▶ [DESCRIPTION OF THE TASK]: What you return should be each line of the data containing the string "Сделать".

Dataset entries
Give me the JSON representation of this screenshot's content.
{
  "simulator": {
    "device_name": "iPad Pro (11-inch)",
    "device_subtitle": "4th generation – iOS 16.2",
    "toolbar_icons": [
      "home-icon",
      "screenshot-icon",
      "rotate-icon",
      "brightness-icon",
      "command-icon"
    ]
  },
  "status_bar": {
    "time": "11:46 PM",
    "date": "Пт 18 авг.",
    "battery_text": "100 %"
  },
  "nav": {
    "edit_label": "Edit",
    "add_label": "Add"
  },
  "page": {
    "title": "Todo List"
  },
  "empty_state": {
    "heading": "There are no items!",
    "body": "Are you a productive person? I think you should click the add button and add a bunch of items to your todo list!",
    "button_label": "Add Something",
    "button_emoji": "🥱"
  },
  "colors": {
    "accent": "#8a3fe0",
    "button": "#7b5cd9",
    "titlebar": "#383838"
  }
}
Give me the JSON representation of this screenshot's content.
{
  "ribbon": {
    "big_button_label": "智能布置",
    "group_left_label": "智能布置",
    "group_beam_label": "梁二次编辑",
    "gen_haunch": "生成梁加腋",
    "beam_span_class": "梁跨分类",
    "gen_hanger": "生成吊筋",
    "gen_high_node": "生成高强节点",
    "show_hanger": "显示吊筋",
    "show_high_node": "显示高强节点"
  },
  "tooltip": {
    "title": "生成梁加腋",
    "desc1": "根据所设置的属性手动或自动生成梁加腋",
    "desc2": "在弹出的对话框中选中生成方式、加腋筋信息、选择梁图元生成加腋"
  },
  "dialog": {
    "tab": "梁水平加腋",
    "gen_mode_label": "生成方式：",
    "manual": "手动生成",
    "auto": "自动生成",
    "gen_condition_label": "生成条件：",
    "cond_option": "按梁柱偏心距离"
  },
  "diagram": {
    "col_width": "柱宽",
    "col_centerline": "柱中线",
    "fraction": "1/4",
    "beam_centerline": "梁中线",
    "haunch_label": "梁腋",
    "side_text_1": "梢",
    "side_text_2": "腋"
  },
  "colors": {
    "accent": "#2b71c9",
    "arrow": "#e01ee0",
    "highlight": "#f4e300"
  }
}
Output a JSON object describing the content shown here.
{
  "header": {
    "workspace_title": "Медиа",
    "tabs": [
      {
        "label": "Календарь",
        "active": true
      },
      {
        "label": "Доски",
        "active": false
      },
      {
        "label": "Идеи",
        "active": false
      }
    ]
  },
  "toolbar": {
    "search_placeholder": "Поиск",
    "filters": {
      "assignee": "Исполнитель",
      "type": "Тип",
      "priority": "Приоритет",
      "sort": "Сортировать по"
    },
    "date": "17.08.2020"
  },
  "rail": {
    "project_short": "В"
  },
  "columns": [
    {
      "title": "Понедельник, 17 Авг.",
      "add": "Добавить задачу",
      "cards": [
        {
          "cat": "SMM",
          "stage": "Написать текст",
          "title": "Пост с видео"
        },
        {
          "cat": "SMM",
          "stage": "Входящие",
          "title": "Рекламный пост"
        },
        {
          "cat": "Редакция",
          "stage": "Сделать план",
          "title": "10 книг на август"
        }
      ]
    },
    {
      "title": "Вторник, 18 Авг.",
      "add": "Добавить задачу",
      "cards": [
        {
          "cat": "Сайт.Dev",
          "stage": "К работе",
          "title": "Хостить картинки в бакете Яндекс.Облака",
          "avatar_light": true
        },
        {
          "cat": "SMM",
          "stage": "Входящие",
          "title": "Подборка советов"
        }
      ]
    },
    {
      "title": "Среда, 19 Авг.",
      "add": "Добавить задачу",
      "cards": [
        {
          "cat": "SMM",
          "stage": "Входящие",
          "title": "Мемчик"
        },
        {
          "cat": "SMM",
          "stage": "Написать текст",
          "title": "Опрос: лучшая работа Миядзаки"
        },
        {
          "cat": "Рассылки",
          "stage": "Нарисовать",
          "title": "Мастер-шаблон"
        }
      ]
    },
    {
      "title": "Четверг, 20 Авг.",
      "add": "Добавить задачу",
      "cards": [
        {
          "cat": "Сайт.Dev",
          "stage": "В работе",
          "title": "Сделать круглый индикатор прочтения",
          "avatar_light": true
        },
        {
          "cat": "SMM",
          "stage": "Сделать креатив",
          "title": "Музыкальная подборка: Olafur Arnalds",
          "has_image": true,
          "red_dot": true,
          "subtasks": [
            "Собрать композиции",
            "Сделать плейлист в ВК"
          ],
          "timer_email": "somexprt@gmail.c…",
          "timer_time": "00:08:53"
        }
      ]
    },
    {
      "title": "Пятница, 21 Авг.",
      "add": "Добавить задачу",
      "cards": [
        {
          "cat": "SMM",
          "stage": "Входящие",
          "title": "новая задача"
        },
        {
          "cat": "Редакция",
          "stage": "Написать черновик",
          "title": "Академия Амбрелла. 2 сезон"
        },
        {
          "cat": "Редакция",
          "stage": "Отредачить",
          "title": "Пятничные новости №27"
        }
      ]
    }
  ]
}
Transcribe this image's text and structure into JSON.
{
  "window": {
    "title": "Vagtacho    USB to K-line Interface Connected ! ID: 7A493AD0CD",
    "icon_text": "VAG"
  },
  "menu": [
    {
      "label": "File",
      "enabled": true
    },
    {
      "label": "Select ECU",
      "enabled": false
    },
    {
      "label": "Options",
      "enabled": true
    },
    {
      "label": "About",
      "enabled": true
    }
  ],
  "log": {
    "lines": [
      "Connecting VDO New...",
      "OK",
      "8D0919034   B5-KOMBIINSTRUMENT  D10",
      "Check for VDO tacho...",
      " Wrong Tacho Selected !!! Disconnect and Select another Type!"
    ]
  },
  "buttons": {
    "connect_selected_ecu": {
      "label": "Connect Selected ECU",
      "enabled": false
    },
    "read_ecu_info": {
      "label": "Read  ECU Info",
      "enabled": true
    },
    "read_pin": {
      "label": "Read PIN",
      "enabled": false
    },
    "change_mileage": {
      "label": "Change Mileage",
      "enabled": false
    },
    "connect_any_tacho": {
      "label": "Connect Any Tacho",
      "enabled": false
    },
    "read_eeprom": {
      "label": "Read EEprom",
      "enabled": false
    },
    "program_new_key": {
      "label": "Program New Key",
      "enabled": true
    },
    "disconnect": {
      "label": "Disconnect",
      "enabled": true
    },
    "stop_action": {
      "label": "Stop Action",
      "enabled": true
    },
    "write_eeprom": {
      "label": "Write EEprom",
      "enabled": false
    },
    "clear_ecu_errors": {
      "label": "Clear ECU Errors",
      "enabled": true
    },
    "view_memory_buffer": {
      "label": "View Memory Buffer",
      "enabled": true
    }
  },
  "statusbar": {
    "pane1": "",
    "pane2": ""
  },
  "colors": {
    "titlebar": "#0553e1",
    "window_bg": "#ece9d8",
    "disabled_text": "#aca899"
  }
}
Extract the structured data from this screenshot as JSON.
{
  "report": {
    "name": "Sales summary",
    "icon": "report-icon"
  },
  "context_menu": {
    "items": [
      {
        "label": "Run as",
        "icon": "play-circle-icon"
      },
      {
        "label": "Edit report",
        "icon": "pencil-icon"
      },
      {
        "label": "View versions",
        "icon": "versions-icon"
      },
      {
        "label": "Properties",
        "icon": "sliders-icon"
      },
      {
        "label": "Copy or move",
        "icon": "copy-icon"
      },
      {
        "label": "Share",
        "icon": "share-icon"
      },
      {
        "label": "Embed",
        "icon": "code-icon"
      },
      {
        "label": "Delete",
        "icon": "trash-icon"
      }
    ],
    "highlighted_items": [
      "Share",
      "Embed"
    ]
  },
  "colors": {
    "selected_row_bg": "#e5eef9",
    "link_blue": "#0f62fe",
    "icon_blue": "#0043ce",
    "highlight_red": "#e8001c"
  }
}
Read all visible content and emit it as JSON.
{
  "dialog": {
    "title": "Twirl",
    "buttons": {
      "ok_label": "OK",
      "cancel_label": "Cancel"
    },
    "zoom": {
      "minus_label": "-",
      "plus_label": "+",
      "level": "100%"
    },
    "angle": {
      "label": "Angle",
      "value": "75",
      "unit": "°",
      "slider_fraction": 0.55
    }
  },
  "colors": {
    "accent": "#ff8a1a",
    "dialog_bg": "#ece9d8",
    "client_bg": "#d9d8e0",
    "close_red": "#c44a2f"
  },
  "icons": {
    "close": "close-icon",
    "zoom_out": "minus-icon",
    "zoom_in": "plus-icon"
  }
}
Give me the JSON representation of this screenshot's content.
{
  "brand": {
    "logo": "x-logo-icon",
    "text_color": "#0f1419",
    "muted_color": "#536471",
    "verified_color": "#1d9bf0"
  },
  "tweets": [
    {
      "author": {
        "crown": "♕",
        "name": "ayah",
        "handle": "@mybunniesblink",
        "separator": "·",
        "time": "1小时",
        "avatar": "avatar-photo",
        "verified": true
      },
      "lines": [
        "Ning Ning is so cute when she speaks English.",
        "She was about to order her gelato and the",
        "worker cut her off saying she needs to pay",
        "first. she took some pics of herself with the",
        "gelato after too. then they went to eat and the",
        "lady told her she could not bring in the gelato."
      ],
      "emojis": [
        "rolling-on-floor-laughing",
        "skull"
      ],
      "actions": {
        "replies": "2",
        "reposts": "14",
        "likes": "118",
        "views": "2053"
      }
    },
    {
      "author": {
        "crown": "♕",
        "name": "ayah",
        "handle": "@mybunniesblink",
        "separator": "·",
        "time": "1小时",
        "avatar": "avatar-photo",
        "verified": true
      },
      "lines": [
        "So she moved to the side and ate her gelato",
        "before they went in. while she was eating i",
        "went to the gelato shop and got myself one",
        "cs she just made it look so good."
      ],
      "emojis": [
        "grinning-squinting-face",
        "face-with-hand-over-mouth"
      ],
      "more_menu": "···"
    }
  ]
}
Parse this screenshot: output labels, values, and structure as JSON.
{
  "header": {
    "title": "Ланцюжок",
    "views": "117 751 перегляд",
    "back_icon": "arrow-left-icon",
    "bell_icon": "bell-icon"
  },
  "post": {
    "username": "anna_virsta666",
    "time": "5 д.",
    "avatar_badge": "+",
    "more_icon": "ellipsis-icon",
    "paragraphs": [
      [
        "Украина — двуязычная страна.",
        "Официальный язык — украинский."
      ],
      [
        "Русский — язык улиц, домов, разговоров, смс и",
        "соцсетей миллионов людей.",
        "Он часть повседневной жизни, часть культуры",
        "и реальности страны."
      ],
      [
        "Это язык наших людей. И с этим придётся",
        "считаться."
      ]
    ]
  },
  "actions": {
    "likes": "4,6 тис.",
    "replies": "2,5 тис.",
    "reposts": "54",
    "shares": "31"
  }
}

▶ [SOLUTION]:
          "stage": "Сделать план",
          "title": "Сделать круглый индикатор прочтения",
          "stage": "Сделать креатив",
            "Сделать плейлист в ВК"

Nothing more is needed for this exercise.